It is remarkable that the neutron was not discovered until 1932 when James Chadwick used scattering data to calculate the mass of this neutral particle. Since the time of Rutherford it had been known that the atomic mass number A of nuclei is a bit more than twice the atomic number Z for most atoms and that essentially all the mass of the atom is concentrated in the relatively tiny nucleus. As of about 1930 it was presumed that the fundamental particles were protons and electrons, but that required that somehow a number of electrons were bound in the nucleus to partially cancel the charge of A protons. But by this time it was known from the uncertainty principle and from "particle-in-a-box" type confinement calculations that there just wasn't enough energy available to contain electrons in the nucleus.
A rough scale of the energy required for the confinement of a particle to a given dimension can be obtained by setting the DeBroglie wavelength of the particle equal to that dimension. For example, if we presume that the dimension of a hydrogen atom is about 0.2 nm, then the corresponding confinement energy is about 38 eV, the correct order of magnitude for atomic electrons. But to confine an electron to a nuclear dimension of about 5 fermis requires an energy of about 250 MeV. The maximum available confinement energy from the electrical attraction to the nucleus is given by
So it is clear that there are no electrons in the nucleus.
An experimental breakthrough came in 1930 with the observation by Bothe and Becker that bombardment of beryllium with alpha particles from a radioactive source produced neutral radiation which was penetrating but non-ionizing.
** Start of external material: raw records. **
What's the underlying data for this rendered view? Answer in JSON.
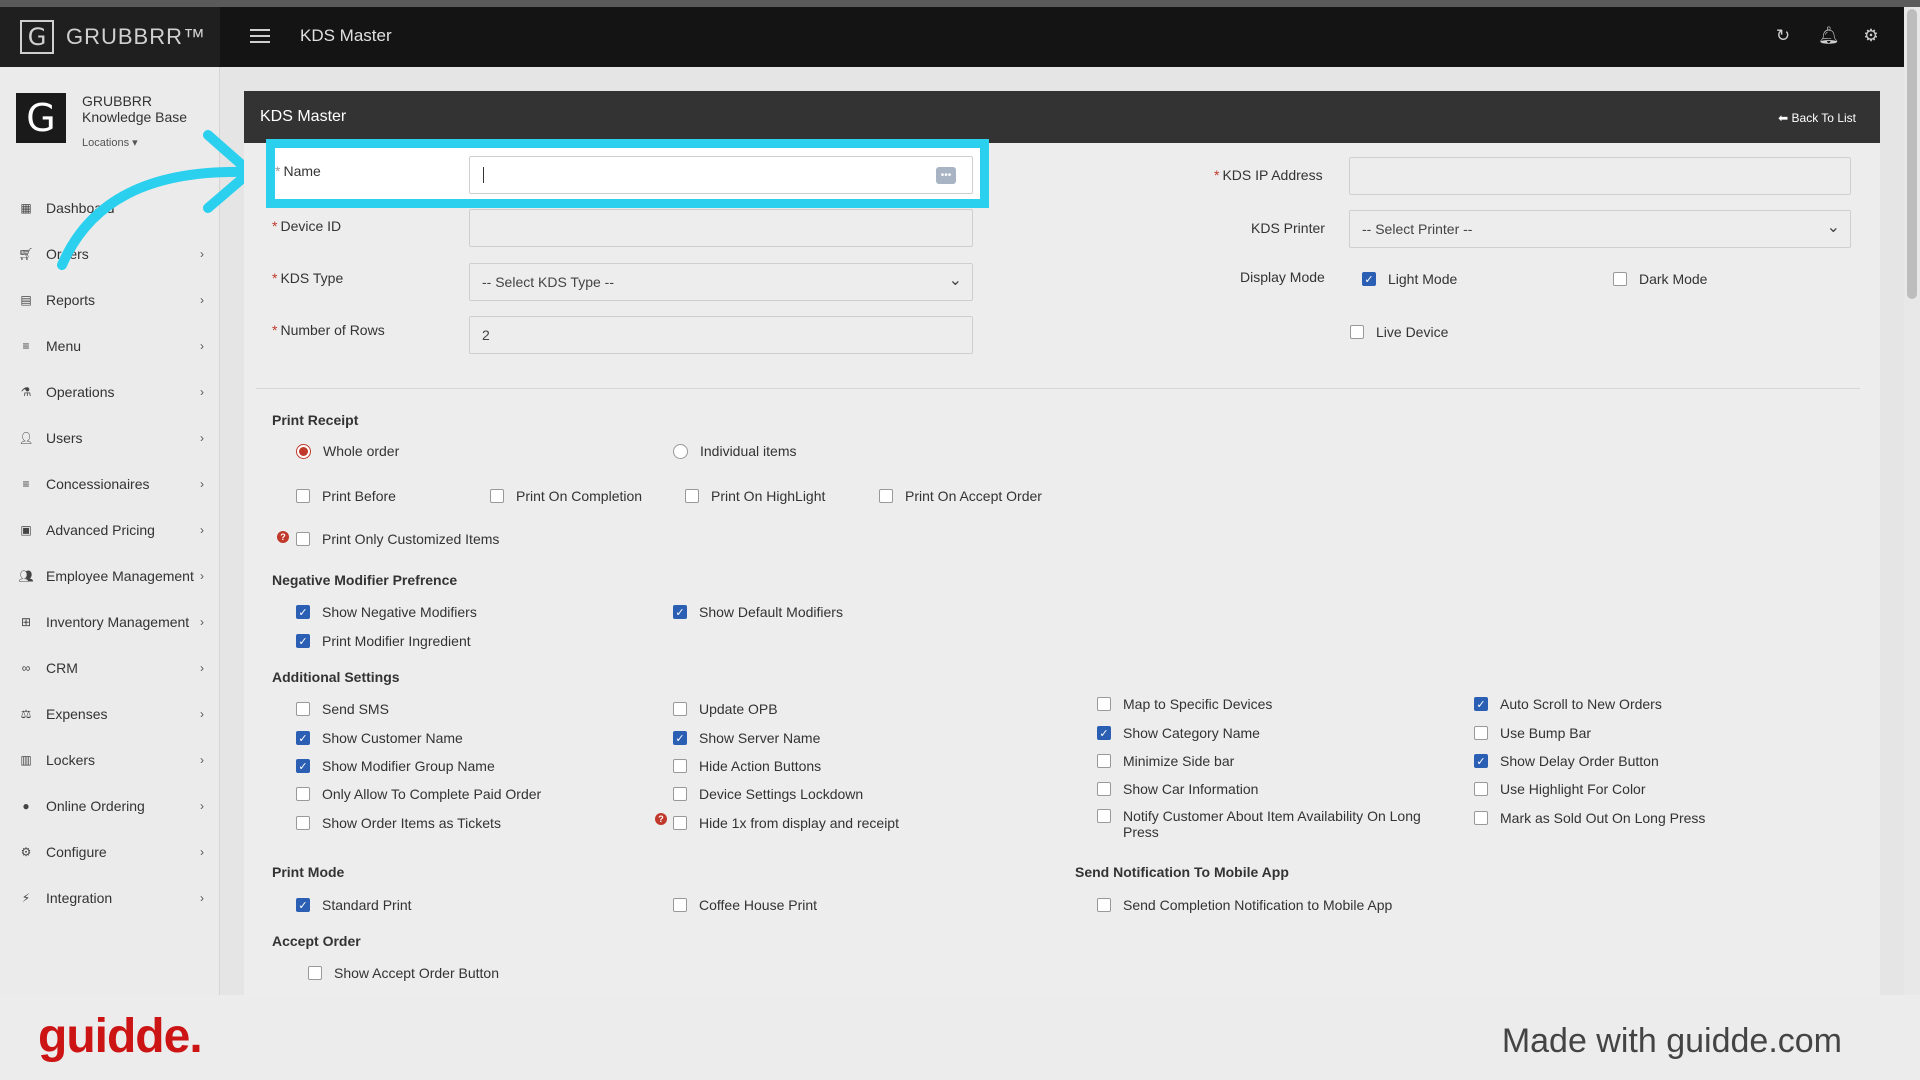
{
  "app": {
    "brand": "GRUBBRR™",
    "page_title": "KDS Master"
  },
  "sidebar": {
    "org_line1": "GRUBBRR",
    "org_line2": "Knowledge Base",
    "locations": "Locations ▾",
    "items": [
      {
        "label": "Dashboard",
        "icon": "dashboard-icon"
      },
      {
        "label": "Orders",
        "icon": "cart-icon"
      },
      {
        "label": "Reports",
        "icon": "report-icon"
      },
      {
        "label": "Menu",
        "icon": "menu-icon"
      },
      {
        "label": "Operations",
        "icon": "flask-icon"
      },
      {
        "label": "Users",
        "icon": "user-add-icon"
      },
      {
        "label": "Concessionaires",
        "icon": "list-icon"
      },
      {
        "label": "Advanced Pricing",
        "icon": "money-icon"
      },
      {
        "label": "Employee Management",
        "icon": "users-icon"
      },
      {
        "label": "Inventory Management",
        "icon": "sitemap-icon"
      },
      {
        "label": "CRM",
        "icon": "link-icon"
      },
      {
        "label": "Expenses",
        "icon": "scale-icon"
      },
      {
        "label": "Lockers",
        "icon": "locker-icon"
      },
      {
        "label": "Online Ordering",
        "icon": "globe-icon"
      },
      {
        "label": "Configure",
        "icon": "cog-icon"
      },
      {
        "label": "Integration",
        "icon": "plug-icon"
      }
    ]
  },
  "panel": {
    "title": "KDS Master",
    "back": "Back To List",
    "name_label": "Name",
    "device_id_label": "Device ID",
    "kds_type_label": "KDS Type",
    "kds_type_value": "-- Select KDS Type --",
    "rows_label": "Number of Rows",
    "rows_value": "2",
    "ip_label": "KDS IP Address",
    "printer_label": "KDS Printer",
    "printer_value": "-- Select Printer --",
    "display_mode_label": "Display Mode",
    "light_mode": "Light Mode",
    "dark_mode": "Dark Mode",
    "live_device": "Live Device"
  },
  "print_receipt": {
    "title": "Print Receipt",
    "whole_order": "Whole order",
    "individual_items": "Individual items",
    "print_before": "Print Before",
    "print_on_completion": "Print On Completion",
    "print_on_highlight": "Print On HighLight",
    "print_on_accept": "Print On Accept Order",
    "print_only_customized": "Print Only Customized Items"
  },
  "negative_modifier": {
    "title": "Negative Modifier Prefrence",
    "show_negative": "Show Negative Modifiers",
    "show_default": "Show Default Modifiers",
    "print_ingredient": "Print Modifier Ingredient"
  },
  "additional": {
    "title": "Additional Settings",
    "col1": [
      {
        "label": "Send SMS",
        "checked": false
      },
      {
        "label": "Show Customer Name",
        "checked": true
      },
      {
        "label": "Show Modifier Group Name",
        "checked": true
      },
      {
        "label": "Only Allow To Complete Paid Order",
        "checked": false
      },
      {
        "label": "Show Order Items as Tickets",
        "checked": false
      }
    ],
    "col2": [
      {
        "label": "Update OPB",
        "checked": false
      },
      {
        "label": "Show Server Name",
        "checked": true
      },
      {
        "label": "Hide Action Buttons",
        "checked": false
      },
      {
        "label": "Device Settings Lockdown",
        "checked": false
      },
      {
        "label": "Hide 1x from display and receipt",
        "checked": false
      }
    ],
    "col3": [
      {
        "label": "Map to Specific Devices",
        "checked": false
      },
      {
        "label": "Show Category Name",
        "checked": true
      },
      {
        "label": "Minimize Side bar",
        "checked": false
      },
      {
        "label": "Show Car Information",
        "checked": false
      },
      {
        "label": "Notify Customer About Item Availability On Long",
        "label2": "Press",
        "checked": false
      }
    ],
    "col4": [
      {
        "label": "Auto Scroll to New Orders",
        "checked": true
      },
      {
        "label": "Use Bump Bar",
        "checked": false
      },
      {
        "label": "Show Delay Order Button",
        "checked": true
      },
      {
        "label": "Use Highlight For Color",
        "checked": false
      },
      {
        "label": "Mark as Sold Out On Long Press",
        "checked": false
      }
    ]
  },
  "print_mode": {
    "title": "Print Mode",
    "standard": "Standard Print",
    "coffee": "Coffee House Print"
  },
  "notification": {
    "title": "Send Notification To Mobile App",
    "completion": "Send Completion Notification to Mobile App"
  },
  "accept_order": {
    "title": "Accept Order",
    "show_button": "Show Accept Order Button"
  },
  "footer": {
    "brand": "guidde.",
    "made_with": "Made with guidde.com"
  },
  "colors": {
    "highlight": "#2ad0ee",
    "check": "#2b5fb3",
    "required": "#c0392b",
    "brand_red": "#cc1414"
  }
}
They presumed it was gamma rays, but Curie and Joliot showed that when you bombarded a paraffin target with this radiation, it ejected protons with energy about 5.3 MeV. This proved to be inconsistent with gamma rays, as can be shown from momentum and energy analysis:
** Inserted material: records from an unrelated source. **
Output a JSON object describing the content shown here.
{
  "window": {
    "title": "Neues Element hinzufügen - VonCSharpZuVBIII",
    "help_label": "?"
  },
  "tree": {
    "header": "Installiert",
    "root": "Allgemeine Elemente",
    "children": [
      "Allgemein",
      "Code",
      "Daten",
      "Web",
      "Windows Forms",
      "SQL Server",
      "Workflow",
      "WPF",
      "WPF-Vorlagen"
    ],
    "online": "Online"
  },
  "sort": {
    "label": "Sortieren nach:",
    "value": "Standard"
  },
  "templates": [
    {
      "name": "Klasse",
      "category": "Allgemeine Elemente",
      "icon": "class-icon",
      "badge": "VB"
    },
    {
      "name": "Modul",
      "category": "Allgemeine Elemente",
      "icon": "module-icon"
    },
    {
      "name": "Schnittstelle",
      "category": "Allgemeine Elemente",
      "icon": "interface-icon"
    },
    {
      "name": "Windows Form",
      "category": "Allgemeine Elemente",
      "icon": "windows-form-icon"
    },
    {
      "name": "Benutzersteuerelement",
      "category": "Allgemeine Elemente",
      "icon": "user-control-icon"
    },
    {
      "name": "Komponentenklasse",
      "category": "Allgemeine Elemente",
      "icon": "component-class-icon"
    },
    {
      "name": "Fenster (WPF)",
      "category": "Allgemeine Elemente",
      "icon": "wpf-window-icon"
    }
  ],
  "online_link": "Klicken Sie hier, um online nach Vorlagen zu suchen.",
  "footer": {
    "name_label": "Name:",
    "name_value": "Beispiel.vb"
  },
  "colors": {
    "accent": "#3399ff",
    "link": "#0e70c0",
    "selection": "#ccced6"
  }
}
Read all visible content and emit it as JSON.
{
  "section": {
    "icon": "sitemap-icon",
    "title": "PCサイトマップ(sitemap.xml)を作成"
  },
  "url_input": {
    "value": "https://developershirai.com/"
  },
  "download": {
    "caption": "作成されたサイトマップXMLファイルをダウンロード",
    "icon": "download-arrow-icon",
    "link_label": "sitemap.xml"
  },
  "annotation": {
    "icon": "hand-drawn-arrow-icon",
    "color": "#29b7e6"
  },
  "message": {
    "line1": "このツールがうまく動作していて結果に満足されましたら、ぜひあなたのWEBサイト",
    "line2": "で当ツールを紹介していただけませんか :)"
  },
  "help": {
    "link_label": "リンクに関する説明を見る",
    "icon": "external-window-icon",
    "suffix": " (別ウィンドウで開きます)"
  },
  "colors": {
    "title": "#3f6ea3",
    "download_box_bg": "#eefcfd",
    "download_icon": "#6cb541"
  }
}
This analysis follows that for a headon elastic collision where a small particle strikes a much more massive one. Again, the necessary energy for the gamma ray explanation was much greater than any energy observed to be available from the nucleus, so the neutral radiation must be some kind of neutral particle.
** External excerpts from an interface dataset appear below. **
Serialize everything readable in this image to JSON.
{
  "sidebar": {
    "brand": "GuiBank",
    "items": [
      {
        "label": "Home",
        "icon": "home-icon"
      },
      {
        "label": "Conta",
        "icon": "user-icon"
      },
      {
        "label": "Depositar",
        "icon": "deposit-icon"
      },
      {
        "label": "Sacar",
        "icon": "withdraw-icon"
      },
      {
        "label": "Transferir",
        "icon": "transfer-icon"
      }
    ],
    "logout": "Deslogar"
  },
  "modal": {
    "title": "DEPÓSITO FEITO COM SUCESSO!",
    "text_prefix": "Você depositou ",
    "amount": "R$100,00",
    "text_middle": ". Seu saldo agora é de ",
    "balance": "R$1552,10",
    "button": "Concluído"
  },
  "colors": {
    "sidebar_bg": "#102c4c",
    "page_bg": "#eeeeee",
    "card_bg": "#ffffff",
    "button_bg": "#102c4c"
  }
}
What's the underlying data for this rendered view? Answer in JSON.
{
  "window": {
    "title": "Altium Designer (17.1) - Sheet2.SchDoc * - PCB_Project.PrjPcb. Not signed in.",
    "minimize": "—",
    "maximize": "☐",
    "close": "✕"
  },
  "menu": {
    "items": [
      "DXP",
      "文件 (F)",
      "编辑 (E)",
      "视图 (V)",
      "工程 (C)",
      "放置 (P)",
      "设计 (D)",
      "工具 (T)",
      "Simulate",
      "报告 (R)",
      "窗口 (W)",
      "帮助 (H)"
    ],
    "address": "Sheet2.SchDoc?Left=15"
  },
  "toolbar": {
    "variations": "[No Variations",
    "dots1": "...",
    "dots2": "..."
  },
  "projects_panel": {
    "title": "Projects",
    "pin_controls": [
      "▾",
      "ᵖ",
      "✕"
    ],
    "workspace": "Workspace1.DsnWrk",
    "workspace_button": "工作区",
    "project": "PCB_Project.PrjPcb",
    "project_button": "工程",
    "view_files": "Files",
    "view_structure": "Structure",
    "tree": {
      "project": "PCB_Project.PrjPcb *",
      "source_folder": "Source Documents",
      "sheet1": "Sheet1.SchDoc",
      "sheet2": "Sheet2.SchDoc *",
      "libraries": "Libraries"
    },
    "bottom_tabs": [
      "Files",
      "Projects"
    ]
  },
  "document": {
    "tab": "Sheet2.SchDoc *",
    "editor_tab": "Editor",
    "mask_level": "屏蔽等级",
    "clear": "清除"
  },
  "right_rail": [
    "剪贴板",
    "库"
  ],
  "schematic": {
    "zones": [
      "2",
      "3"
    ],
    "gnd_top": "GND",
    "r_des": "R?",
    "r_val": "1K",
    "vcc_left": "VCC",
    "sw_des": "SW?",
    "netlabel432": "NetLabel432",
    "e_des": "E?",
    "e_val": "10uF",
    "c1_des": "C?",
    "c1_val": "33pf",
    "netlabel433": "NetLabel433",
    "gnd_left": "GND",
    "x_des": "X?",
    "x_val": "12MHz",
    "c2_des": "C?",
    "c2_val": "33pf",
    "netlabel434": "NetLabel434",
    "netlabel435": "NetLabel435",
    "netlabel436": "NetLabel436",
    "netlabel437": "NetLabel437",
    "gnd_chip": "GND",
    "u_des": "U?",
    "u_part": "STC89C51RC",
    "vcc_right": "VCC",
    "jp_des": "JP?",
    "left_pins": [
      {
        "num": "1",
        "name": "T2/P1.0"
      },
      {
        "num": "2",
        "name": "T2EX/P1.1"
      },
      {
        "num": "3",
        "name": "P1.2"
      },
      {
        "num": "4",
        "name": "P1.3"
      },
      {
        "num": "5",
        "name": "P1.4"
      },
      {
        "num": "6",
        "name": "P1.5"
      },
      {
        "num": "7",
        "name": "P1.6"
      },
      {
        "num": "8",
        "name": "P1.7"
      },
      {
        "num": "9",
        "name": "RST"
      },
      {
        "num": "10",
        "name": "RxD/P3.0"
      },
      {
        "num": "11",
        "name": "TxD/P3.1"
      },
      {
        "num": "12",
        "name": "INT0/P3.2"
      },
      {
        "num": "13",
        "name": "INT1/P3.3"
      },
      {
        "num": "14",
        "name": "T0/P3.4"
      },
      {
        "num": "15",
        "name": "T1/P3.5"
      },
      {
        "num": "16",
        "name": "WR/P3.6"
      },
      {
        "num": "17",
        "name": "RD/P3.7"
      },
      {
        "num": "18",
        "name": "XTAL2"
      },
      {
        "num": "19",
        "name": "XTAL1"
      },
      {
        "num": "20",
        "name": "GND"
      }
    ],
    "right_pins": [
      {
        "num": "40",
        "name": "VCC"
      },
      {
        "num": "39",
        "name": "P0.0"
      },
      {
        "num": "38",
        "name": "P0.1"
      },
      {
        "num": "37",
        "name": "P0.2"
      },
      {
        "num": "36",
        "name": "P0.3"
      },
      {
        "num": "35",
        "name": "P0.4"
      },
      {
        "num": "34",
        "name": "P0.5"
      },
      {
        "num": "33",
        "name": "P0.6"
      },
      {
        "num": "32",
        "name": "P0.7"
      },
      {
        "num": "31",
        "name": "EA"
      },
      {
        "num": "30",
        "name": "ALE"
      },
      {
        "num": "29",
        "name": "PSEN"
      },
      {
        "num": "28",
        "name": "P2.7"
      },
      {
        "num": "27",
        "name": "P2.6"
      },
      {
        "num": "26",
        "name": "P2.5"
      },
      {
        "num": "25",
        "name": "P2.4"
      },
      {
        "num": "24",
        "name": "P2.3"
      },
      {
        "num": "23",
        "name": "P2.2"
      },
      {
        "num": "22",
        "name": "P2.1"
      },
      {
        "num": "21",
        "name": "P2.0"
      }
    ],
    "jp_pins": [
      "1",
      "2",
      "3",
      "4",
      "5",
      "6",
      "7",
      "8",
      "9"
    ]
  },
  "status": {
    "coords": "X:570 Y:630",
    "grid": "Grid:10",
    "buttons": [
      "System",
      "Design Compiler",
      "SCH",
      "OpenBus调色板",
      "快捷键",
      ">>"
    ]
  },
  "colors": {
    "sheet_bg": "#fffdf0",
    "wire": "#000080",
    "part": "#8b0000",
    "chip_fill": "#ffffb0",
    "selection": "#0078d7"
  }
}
The 5.3 MeV energy of the ejected protons could be easily explained if the neutral particle had a mass comparable to that of the proton. For headon collisions, this would require only 5.3 MeV from the neutral particle, a value in the range of observed nuclear particle emissions.
The task which remained for Chadwick was that of determining the mass of the neutral particle. He chose to bombard boron with alpha particles and analyze the interaction of the neutral particles with nitrogen. These particlular targets were chosen partly because the masses of boron and nitrogen were well known. Conservation of energy applied to the combined interactions gives the following expressions:
Solving for the mass energy of the neutron gives
The remaining unknown on the right hand side of the equation is the speed of the neutron. Assuming that the neutron mass was close to that of the proton, Chadwick bombarded hydrogen atoms with his produced neutrons to learn the speed of the protons after the collisions. Then setting the neutron speed equal to those proton speeds, he used the above energy expression to get a neutron mass of 938 +/- 1.8 MeV. With a consistent set of experiments, Chadwick had obtained the first value for the neutron mass which compared well with the presently accepted value of 939.57 MeV.
Krane, Intro Nuclear Physics